Skipping any pictures, give all of the records below again exactly.

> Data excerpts
◆ ◆ ◆ ◆ ◆

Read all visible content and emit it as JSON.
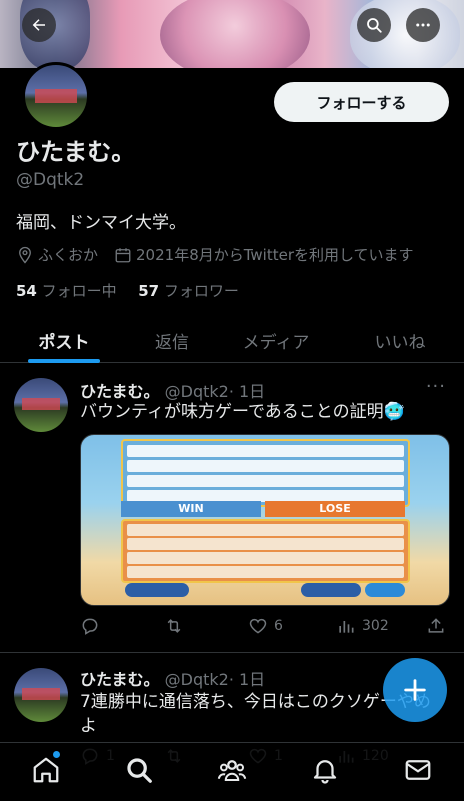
{
  "profile": {
    "name": "ひたまむ。",
    "handle": "@Dqtk2",
    "bio": "福岡、ドンマイ大学。",
    "location": "ふくおか",
    "joined": "2021年8月からTwitterを利用しています",
    "following_count": "54",
    "following_label": "フォロー中",
    "followers_count": "57",
    "followers_label": "フォロワー",
    "follow_button": "フォローする"
  },
  "tabs": [
    {
      "label": "ポスト",
      "active": true
    },
    {
      "label": "返信",
      "active": false
    },
    {
      "label": "メディア",
      "active": false
    },
    {
      "label": "いいね",
      "active": false
    }
  ],
  "posts": [
    {
      "name": "ひたまむ。",
      "handle": "@Dqtk2",
      "time": "· 1日",
      "text": "バウンティが味方ゲーであることの証明🥶",
      "media_win": "WIN",
      "media_lose": "LOSE",
      "replies": "",
      "reposts": "",
      "likes": "6",
      "views": "302"
    },
    {
      "name": "ひたまむ。",
      "handle": "@Dqtk2",
      "time": "· 1日",
      "text_line1": "7連勝中に通信落ち、今日はこのクソゲーやめ",
      "text_line2": "よ",
      "replies": "1",
      "reposts": "",
      "likes": "1",
      "views": "120"
    }
  ],
  "icons": {
    "back": "back-arrow-icon",
    "search": "search-icon",
    "more": "more-icon",
    "compose": "compose-plus-icon"
  },
  "colors": {
    "accent": "#1d9bf0",
    "background": "#000000",
    "secondary_text": "#71767b"
  }
}
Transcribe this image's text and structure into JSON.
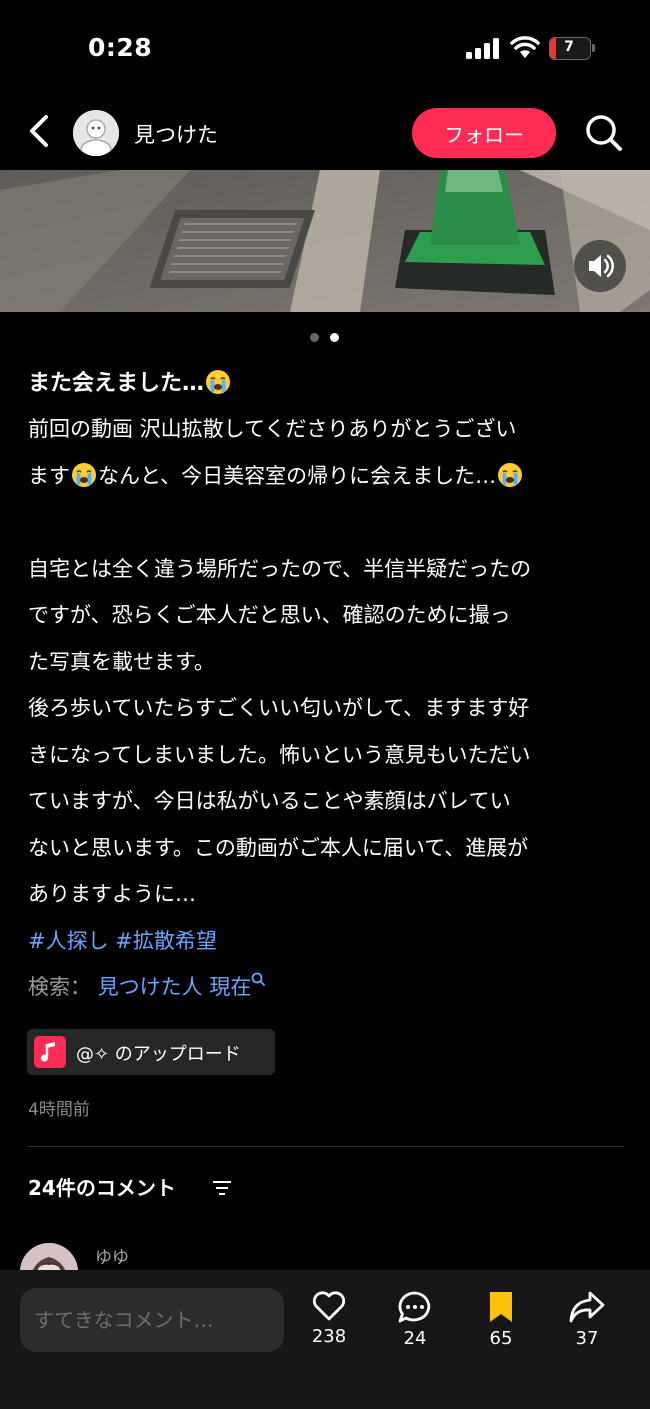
{
  "status_bar": {
    "time": "0:28",
    "battery": "7"
  },
  "header": {
    "username": "見つけた",
    "follow_label": "フォロー"
  },
  "post": {
    "title": "また会えました…",
    "body_lines": [
      "前回の動画 沢山拡散してくださりありがとうござい",
      "ます",
      "なんと、今日美容室の帰りに会えました…"
    ],
    "paragraph2": [
      "自宅とは全く違う場所だったので、半信半疑だったの",
      "ですが、恐らくご本人だと思い、確認のために撮っ",
      "た写真を載せます。",
      "後ろ歩いていたらすごくいい匂いがして、ますます好",
      "きになってしまいました。怖いという意見もいただい",
      "ていますが、今日は私がいることや素顔はバレてい",
      "ないと思います。この動画がご本人に届いて、進展が",
      "ありますように…"
    ],
    "hashtags": [
      "#人探し",
      "#拡散希望"
    ],
    "search_label": "検索：",
    "search_query": "見つけた人 現在",
    "music": "@✧ のアップロード",
    "time_ago": "4時間前"
  },
  "comments": {
    "header": "24件のコメント",
    "first_user": "ゆゆ"
  },
  "bottom_bar": {
    "placeholder": "すてきなコメント…",
    "likes": "238",
    "comments": "24",
    "saves": "65",
    "shares": "37"
  },
  "colors": {
    "accent": "#fe2c55",
    "link": "#6aa3ff",
    "bookmark": "#ffc107"
  },
  "icons": [
    "back-icon",
    "avatar-icon",
    "search-icon",
    "sound-icon",
    "crying-emoji-icon",
    "music-note-icon",
    "sort-icon",
    "heart-icon",
    "comment-icon",
    "bookmark-icon",
    "share-icon"
  ]
}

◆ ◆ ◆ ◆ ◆

> Written solution
Read all visible content and emit it as JSON.
{
  "profile": {
    "name": "ひたまむ。",
    "handle": "@Dqtk2",
    "bio": "福岡、ドンマイ大学。",
    "location": "ふくおか",
    "joined": "2021年8月からTwitterを利用しています",
    "following_count": "54",
    "following_label": "フォロー中",
    "followers_count": "57",
    "followers_label": "フォロワー",
    "follow_button": "フォローする"
  },
  "tabs": [
    {
      "label": "ポスト",
      "active": true
    },
    {
      "label": "返信",
      "active": false
    },
    {
      "label": "メディア",
      "active": false
    },
    {
      "label": "いいね",
      "active": false
    }
  ],
  "posts": [
    {
      "name": "ひたまむ。",
      "handle": "@Dqtk2",
      "time": "· 1日",
      "text": "バウンティが味方ゲーであることの証明🥶",
      "media_win": "WIN",
      "media_lose": "LOSE",
      "replies": "",
      "reposts": "",
      "likes": "6",
      "views": "302"
    },
    {
      "name": "ひたまむ。",
      "handle": "@Dqtk2",
      "time": "· 1日",
      "text_line1": "7連勝中に通信落ち、今日はこのクソゲーやめ",
      "text_line2": "よ",
      "replies": "1",
      "reposts": "",
      "likes": "1",
      "views": "120"
    }
  ],
  "icons": {
    "back": "back-arrow-icon",
    "search": "search-icon",
    "more": "more-icon",
    "compose": "compose-plus-icon"
  },
  "colors": {
    "accent": "#1d9bf0",
    "background": "#000000",
    "secondary_text": "#71767b"
  }
}
Transcribe this image's text and structure into JSON.
{
  "status_bar": {
    "time": "0:28",
    "battery": "7"
  },
  "header": {
    "username": "見つけた",
    "follow_label": "フォロー"
  },
  "post": {
    "title": "また会えました…",
    "body_lines": [
      "前回の動画 沢山拡散してくださりありがとうござい",
      "ます",
      "なんと、今日美容室の帰りに会えました…"
    ],
    "paragraph2": [
      "自宅とは全く違う場所だったので、半信半疑だったの",
      "ですが、恐らくご本人だと思い、確認のために撮っ",
      "た写真を載せます。",
      "後ろ歩いていたらすごくいい匂いがして、ますます好",
      "きになってしまいました。怖いという意見もいただい",
      "ていますが、今日は私がいることや素顔はバレてい",
      "ないと思います。この動画がご本人に届いて、進展が",
      "ありますように…"
    ],
    "hashtags": [
      "#人探し",
      "#拡散希望"
    ],
    "search_label": "検索：",
    "search_query": "見つけた人 現在",
    "music": "@✧ のアップロード",
    "time_ago": "4時間前"
  },
  "comments": {
    "header": "24件のコメント",
    "first_user": "ゆゆ"
  },
  "bottom_bar": {
    "placeholder": "すてきなコメント…",
    "likes": "238",
    "comments": "24",
    "saves": "65",
    "shares": "37"
  },
  "colors": {
    "accent": "#fe2c55",
    "link": "#6aa3ff",
    "bookmark": "#ffc107"
  },
  "icons": [
    "back-icon",
    "avatar-icon",
    "search-icon",
    "sound-icon",
    "crying-emoji-icon",
    "music-note-icon",
    "sort-icon",
    "heart-icon",
    "comment-icon",
    "bookmark-icon",
    "share-icon"
  ]
}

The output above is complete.